* [What you have to do] Exact reproduction of every entry is required.

* [Page and application data records]
------
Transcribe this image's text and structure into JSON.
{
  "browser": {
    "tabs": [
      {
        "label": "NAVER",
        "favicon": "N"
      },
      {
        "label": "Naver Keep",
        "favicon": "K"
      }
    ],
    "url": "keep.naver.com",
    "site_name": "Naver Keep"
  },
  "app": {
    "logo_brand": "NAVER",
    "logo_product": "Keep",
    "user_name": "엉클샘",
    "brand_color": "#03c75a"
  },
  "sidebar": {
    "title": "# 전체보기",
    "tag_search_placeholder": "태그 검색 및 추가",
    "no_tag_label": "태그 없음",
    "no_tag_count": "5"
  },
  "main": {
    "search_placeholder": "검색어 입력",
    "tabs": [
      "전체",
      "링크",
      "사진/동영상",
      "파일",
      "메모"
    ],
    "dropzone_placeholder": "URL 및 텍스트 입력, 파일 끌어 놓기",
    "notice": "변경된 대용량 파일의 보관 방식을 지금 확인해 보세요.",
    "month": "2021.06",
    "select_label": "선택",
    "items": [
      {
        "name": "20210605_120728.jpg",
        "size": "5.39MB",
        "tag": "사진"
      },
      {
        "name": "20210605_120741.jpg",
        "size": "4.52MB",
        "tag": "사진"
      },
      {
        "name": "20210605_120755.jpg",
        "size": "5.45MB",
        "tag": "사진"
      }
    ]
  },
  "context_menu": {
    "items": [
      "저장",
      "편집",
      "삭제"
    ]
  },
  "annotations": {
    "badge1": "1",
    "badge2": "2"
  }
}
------
* [Completed task]
Transcribe this image's text and structure into JSON.
{
  "browser": {
    "tabs": [
      {
        "label": "NAVER",
        "favicon": "N"
      },
      {
        "label": "Naver Keep",
        "favicon": "K"
      }
    ],
    "url": "keep.naver.com",
    "site_name": "Naver Keep"
  },
  "app": {
    "logo_brand": "NAVER",
    "logo_product": "Keep",
    "user_name": "엉클샘",
    "brand_color": "#03c75a"
  },
  "sidebar": {
    "title": "# 전체보기",
    "tag_search_placeholder": "태그 검색 및 추가",
    "no_tag_label": "태그 없음",
    "no_tag_count": "5"
  },
  "main": {
    "search_placeholder": "검색어 입력",
    "tabs": [
      "전체",
      "링크",
      "사진/동영상",
      "파일",
      "메모"
    ],
    "dropzone_placeholder": "URL 및 텍스트 입력, 파일 끌어 놓기",
    "notice": "변경된 대용량 파일의 보관 방식을 지금 확인해 보세요.",
    "month": "2021.06",
    "select_label": "선택",
    "items": [
      {
        "name": "20210605_120728.jpg",
        "size": "5.39MB",
        "tag": "사진"
      },
      {
        "name": "20210605_120741.jpg",
        "size": "4.52MB",
        "tag": "사진"
      },
      {
        "name": "20210605_120755.jpg",
        "size": "5.45MB",
        "tag": "사진"
      }
    ]
  },
  "context_menu": {
    "items": [
      "저장",
      "편집",
      "삭제"
    ]
  },
  "annotations": {
    "badge1": "1",
    "badge2": "2"
  }
}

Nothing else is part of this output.